↓
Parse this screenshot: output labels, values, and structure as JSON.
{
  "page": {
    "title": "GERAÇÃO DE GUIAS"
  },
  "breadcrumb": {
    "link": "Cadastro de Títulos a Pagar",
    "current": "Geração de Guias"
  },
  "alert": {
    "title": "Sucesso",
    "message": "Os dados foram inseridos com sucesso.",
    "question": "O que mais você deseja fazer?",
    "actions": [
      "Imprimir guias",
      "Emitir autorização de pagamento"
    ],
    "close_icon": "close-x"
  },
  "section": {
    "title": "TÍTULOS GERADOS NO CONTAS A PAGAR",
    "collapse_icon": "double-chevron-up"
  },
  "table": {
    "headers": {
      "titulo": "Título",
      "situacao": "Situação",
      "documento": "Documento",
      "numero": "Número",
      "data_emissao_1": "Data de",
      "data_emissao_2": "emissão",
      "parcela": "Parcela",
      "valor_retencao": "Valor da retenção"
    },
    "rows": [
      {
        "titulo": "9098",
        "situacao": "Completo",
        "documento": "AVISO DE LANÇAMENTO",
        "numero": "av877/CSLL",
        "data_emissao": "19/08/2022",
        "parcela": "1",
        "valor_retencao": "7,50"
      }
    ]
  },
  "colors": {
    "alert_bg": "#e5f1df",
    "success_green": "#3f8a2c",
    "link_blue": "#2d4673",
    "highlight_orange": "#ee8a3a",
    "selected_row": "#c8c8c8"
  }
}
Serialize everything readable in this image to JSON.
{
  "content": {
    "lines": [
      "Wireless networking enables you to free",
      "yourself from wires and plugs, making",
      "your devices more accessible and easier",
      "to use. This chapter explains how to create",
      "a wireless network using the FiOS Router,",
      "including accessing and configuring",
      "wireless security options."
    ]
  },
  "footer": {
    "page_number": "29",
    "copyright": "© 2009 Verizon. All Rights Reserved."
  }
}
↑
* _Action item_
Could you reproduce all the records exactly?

* _Response_
Parse this screenshot: output labels, values, and structure as JSON.
{
  "page": {
    "title": "GERAÇÃO DE GUIAS"
  },
  "breadcrumb": {
    "link": "Cadastro de Títulos a Pagar",
    "current": "Geração de Guias"
  },
  "alert": {
    "title": "Sucesso",
    "message": "Os dados foram inseridos com sucesso.",
    "question": "O que mais você deseja fazer?",
    "actions": [
      "Imprimir guias",
      "Emitir autorização de pagamento"
    ],
    "close_icon": "close-x"
  },
  "section": {
    "title": "TÍTULOS GERADOS NO CONTAS A PAGAR",
    "collapse_icon": "double-chevron-up"
  },
  "table": {
    "headers": {
      "titulo": "Título",
      "situacao": "Situação",
      "documento": "Documento",
      "numero": "Número",
      "data_emissao_1": "Data de",
      "data_emissao_2": "emissão",
      "parcela": "Parcela",
      "valor_retencao": "Valor da retenção"
    },
    "rows": [
      {
        "titulo": "9098",
        "situacao": "Completo",
        "documento": "AVISO DE LANÇAMENTO",
        "numero": "av877/CSLL",
        "data_emissao": "19/08/2022",
        "parcela": "1",
        "valor_retencao": "7,50"
      }
    ]
  },
  "colors": {
    "alert_bg": "#e5f1df",
    "success_green": "#3f8a2c",
    "link_blue": "#2d4673",
    "highlight_orange": "#ee8a3a",
    "selected_row": "#c8c8c8"
  }
}
Serialize everything readable in this image to JSON.
{
  "content": {
    "lines": [
      "Wireless networking enables you to free",
      "yourself from wires and plugs, making",
      "your devices more accessible and easier",
      "to use. This chapter explains how to create",
      "a wireless network using the FiOS Router,",
      "including accessing and configuring",
      "wireless security options."
    ]
  },
  "footer": {
    "page_number": "29",
    "copyright": "© 2009 Verizon. All Rights Reserved."
  }
}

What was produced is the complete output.